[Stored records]
----------------------------------------

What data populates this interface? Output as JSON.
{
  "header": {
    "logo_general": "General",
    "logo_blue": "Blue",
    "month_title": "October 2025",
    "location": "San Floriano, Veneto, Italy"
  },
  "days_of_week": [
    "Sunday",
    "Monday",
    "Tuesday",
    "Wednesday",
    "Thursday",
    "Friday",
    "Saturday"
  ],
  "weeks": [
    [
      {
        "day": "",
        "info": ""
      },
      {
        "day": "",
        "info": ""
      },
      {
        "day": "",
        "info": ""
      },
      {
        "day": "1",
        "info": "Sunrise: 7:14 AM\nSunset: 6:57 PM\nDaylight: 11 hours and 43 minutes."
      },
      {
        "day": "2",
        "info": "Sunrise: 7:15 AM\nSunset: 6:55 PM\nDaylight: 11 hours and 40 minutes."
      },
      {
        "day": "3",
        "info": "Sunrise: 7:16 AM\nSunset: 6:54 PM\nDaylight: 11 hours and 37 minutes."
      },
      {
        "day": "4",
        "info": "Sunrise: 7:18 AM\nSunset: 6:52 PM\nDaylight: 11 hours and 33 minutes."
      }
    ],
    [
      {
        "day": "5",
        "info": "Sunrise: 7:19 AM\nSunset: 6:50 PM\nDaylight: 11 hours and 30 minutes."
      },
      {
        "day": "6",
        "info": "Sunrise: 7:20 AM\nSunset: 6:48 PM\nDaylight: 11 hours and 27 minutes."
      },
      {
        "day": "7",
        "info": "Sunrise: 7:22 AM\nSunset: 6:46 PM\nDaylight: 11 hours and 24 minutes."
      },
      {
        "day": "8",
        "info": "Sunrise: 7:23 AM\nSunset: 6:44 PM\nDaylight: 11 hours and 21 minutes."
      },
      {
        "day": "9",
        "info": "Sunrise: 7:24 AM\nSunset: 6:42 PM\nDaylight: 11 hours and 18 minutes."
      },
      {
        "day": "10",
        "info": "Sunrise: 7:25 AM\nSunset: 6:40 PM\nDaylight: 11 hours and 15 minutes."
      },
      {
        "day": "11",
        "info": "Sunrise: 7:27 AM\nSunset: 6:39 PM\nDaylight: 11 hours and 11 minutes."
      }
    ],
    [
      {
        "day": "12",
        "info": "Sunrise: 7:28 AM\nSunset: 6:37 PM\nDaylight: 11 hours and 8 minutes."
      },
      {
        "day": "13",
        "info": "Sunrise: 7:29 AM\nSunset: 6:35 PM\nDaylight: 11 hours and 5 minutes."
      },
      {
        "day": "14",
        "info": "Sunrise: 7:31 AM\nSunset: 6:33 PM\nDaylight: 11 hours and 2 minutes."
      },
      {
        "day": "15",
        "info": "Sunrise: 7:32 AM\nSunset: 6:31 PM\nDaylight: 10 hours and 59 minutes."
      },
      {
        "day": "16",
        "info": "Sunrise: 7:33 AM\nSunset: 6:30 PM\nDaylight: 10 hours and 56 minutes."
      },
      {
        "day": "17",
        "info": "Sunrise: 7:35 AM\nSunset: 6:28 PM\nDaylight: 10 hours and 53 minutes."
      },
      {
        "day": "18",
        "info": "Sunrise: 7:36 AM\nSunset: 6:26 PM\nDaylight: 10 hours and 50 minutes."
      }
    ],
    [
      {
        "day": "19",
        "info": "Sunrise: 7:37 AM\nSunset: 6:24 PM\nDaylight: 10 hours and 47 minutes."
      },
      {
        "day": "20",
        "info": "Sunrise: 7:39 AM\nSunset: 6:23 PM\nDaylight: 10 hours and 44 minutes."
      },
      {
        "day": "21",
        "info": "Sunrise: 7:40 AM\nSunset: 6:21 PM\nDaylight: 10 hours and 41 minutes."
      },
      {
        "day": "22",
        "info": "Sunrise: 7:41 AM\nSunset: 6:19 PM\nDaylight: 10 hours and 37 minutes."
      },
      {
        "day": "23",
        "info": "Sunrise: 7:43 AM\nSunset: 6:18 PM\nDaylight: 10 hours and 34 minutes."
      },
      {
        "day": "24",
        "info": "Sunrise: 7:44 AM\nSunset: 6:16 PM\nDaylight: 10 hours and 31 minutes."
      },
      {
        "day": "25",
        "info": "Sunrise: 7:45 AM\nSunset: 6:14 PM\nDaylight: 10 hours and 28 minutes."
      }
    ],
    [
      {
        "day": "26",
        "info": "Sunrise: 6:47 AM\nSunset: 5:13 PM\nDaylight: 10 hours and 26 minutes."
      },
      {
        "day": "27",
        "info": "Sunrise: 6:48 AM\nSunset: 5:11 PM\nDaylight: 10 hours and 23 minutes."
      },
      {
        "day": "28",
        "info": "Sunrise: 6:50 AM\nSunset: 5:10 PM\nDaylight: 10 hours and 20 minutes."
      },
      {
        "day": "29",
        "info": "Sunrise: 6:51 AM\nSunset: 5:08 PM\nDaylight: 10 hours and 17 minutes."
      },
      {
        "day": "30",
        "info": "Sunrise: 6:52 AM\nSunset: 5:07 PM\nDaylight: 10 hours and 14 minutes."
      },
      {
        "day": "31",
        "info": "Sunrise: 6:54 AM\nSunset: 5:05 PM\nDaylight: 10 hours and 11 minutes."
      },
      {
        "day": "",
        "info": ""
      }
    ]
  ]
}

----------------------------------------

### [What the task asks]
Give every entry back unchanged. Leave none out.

### [Task solution]
What data populates this interface? Output as JSON.
{
  "header": {
    "logo_general": "General",
    "logo_blue": "Blue",
    "month_title": "October 2025",
    "location": "San Floriano, Veneto, Italy"
  },
  "days_of_week": [
    "Sunday",
    "Monday",
    "Tuesday",
    "Wednesday",
    "Thursday",
    "Friday",
    "Saturday"
  ],
  "weeks": [
    [
      {
        "day": "",
        "info": ""
      },
      {
        "day": "",
        "info": ""
      },
      {
        "day": "",
        "info": ""
      },
      {
        "day": "1",
        "info": "Sunrise: 7:14 AM\nSunset: 6:57 PM\nDaylight: 11 hours and 43 minutes."
      },
      {
        "day": "2",
        "info": "Sunrise: 7:15 AM\nSunset: 6:55 PM\nDaylight: 11 hours and 40 minutes."
      },
      {
        "day": "3",
        "info": "Sunrise: 7:16 AM\nSunset: 6:54 PM\nDaylight: 11 hours and 37 minutes."
      },
      {
        "day": "4",
        "info": "Sunrise: 7:18 AM\nSunset: 6:52 PM\nDaylight: 11 hours and 33 minutes."
      }
    ],
    [
      {
        "day": "5",
        "info": "Sunrise: 7:19 AM\nSunset: 6:50 PM\nDaylight: 11 hours and 30 minutes."
      },
      {
        "day": "6",
        "info": "Sunrise: 7:20 AM\nSunset: 6:48 PM\nDaylight: 11 hours and 27 minutes."
      },
      {
        "day": "7",
        "info": "Sunrise: 7:22 AM\nSunset: 6:46 PM\nDaylight: 11 hours and 24 minutes."
      },
      {
        "day": "8",
        "info": "Sunrise: 7:23 AM\nSunset: 6:44 PM\nDaylight: 11 hours and 21 minutes."
      },
      {
        "day": "9",
        "info": "Sunrise: 7:24 AM\nSunset: 6:42 PM\nDaylight: 11 hours and 18 minutes."
      },
      {
        "day": "10",
        "info": "Sunrise: 7:25 AM\nSunset: 6:40 PM\nDaylight: 11 hours and 15 minutes."
      },
      {
        "day": "11",
        "info": "Sunrise: 7:27 AM\nSunset: 6:39 PM\nDaylight: 11 hours and 11 minutes."
      }
    ],
    [
      {
        "day": "12",
        "info": "Sunrise: 7:28 AM\nSunset: 6:37 PM\nDaylight: 11 hours and 8 minutes."
      },
      {
        "day": "13",
        "info": "Sunrise: 7:29 AM\nSunset: 6:35 PM\nDaylight: 11 hours and 5 minutes."
      },
      {
        "day": "14",
        "info": "Sunrise: 7:31 AM\nSunset: 6:33 PM\nDaylight: 11 hours and 2 minutes."
      },
      {
        "day": "15",
        "info": "Sunrise: 7:32 AM\nSunset: 6:31 PM\nDaylight: 10 hours and 59 minutes."
      },
      {
        "day": "16",
        "info": "Sunrise: 7:33 AM\nSunset: 6:30 PM\nDaylight: 10 hours and 56 minutes."
      },
      {
        "day": "17",
        "info": "Sunrise: 7:35 AM\nSunset: 6:28 PM\nDaylight: 10 hours and 53 minutes."
      },
      {
        "day": "18",
        "info": "Sunrise: 7:36 AM\nSunset: 6:26 PM\nDaylight: 10 hours and 50 minutes."
      }
    ],
    [
      {
        "day": "19",
        "info": "Sunrise: 7:37 AM\nSunset: 6:24 PM\nDaylight: 10 hours and 47 minutes."
      },
      {
        "day": "20",
        "info": "Sunrise: 7:39 AM\nSunset: 6:23 PM\nDaylight: 10 hours and 44 minutes."
      },
      {
        "day": "21",
        "info": "Sunrise: 7:40 AM\nSunset: 6:21 PM\nDaylight: 10 hours and 41 minutes."
      },
      {
        "day": "22",
        "info": "Sunrise: 7:41 AM\nSunset: 6:19 PM\nDaylight: 10 hours and 37 minutes."
      },
      {
        "day": "23",
        "info": "Sunrise: 7:43 AM\nSunset: 6:18 PM\nDaylight: 10 hours and 34 minutes."
      },
      {
        "day": "24",
        "info": "Sunrise: 7:44 AM\nSunset: 6:16 PM\nDaylight: 10 hours and 31 minutes."
      },
      {
        "day": "25",
        "info": "Sunrise: 7:45 AM\nSunset: 6:14 PM\nDaylight: 10 hours and 28 minutes."
      }
    ],
    [
      {
        "day": "26",
        "info": "Sunrise: 6:47 AM\nSunset: 5:13 PM\nDaylight: 10 hours and 26 minutes."
      },
      {
        "day": "27",
        "info": "Sunrise: 6:48 AM\nSunset: 5:11 PM\nDaylight: 10 hours and 23 minutes."
      },
      {
        "day": "28",
        "info": "Sunrise: 6:50 AM\nSunset: 5:10 PM\nDaylight: 10 hours and 20 minutes."
      },
      {
        "day": "29",
        "info": "Sunrise: 6:51 AM\nSunset: 5:08 PM\nDaylight: 10 hours and 17 minutes."
      },
      {
        "day": "30",
        "info": "Sunrise: 6:52 AM\nSunset: 5:07 PM\nDaylight: 10 hours and 14 minutes."
      },
      {
        "day": "31",
        "info": "Sunrise: 6:54 AM\nSunset: 5:05 PM\nDaylight: 10 hours and 11 minutes."
      },
      {
        "day": "",
        "info": ""
      }
    ]
  ]
}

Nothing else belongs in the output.